In terms of performance on compilation or run-time, is it strongly recommended that programmers should use import statement for the required classes only like using "import java.util.Map;" rather then using it for the whole package such as "import java.util.*;"? If so, what is the rationale behind?
It makes absolutely no performance difference at runtime, and no observable difference at compile time. Where it matters is not performance, but in the understandability and maintainability of the code. If you use very specific imports, or so the theory goes, then the person reading your code can very quickly understand where each class that's referred to comes from.
Personally, I find this rationale very weak in these days of powerful IDEs. If you're reading code in an IDE, it can tell you instantly what package any given class belongs to in an instant.
Another slightly more defensible position says that using very specific imports makes it clear what dependencies a class has. Again, tools can tell you this same information, but the imports do give you a good idea, at a glance.
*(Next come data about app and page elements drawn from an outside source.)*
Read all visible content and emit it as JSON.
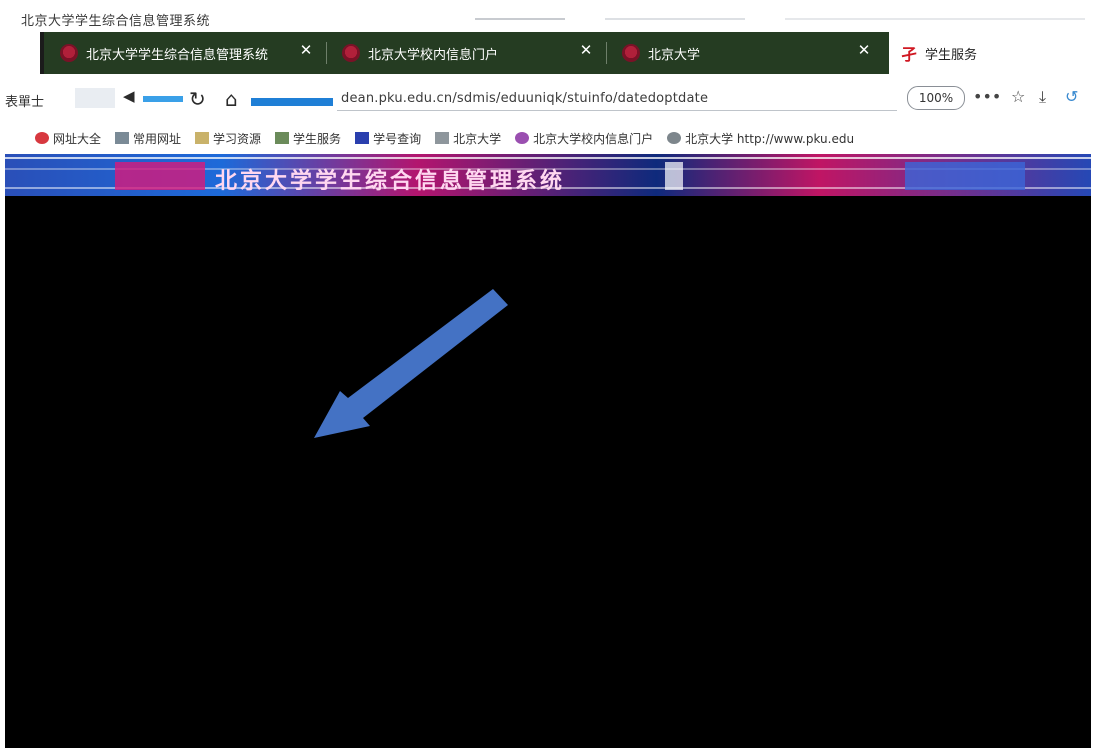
{
  "window": {
    "title": "北京大学学生综合信息管理系统"
  },
  "tabs": [
    {
      "label": "北京大学学生综合信息管理系统",
      "close": "✕"
    },
    {
      "label": "北京大学校内信息门户",
      "close": "✕"
    },
    {
      "label": "北京大学",
      "close": "✕"
    }
  ],
  "active_tab": {
    "icon_glyph": "孑",
    "label": "学生服务"
  },
  "toolbar": {
    "left_text": "表單士",
    "back_glyph": "◀",
    "reload_glyph": "↻",
    "home_glyph": "⌂",
    "url": "dean.pku.edu.cn/sdmis/eduuniqk/stuinfo/datedoptdate",
    "zoom": "100%",
    "more_glyph": "•••",
    "star_glyph": "☆",
    "download_glyph": "⤓"
  },
  "bookmarks": [
    {
      "label": "网址大全"
    },
    {
      "label": "常用网址"
    },
    {
      "label": "学习资源"
    },
    {
      "label": "学生服务"
    },
    {
      "label": "学号查询"
    },
    {
      "label": "北京大学"
    },
    {
      "label": "北京大学校内信息门户"
    },
    {
      "label": "北京大学 http://www.pku.edu"
    }
  ],
  "banner": {
    "text": "北京大学学生综合信息管理系统"
  },
  "colors": {
    "tab_strip_bg": "#253c22",
    "arrow_fill": "#4472c4",
    "content_bg": "#000000",
    "pku_red": "#b1203a"
  },
  "icons": {
    "tab_icon": "pku-crest-icon",
    "active_tab_icon": "student-service-icon",
    "arrow": "arrow-pointing-down-left"
  }
}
It doesn't have anything to do with JIT. The import statements are just a direction for the compiler to find which class to use. Importing a "whole package" makes no difference in the resulting bytecode than importing a single class.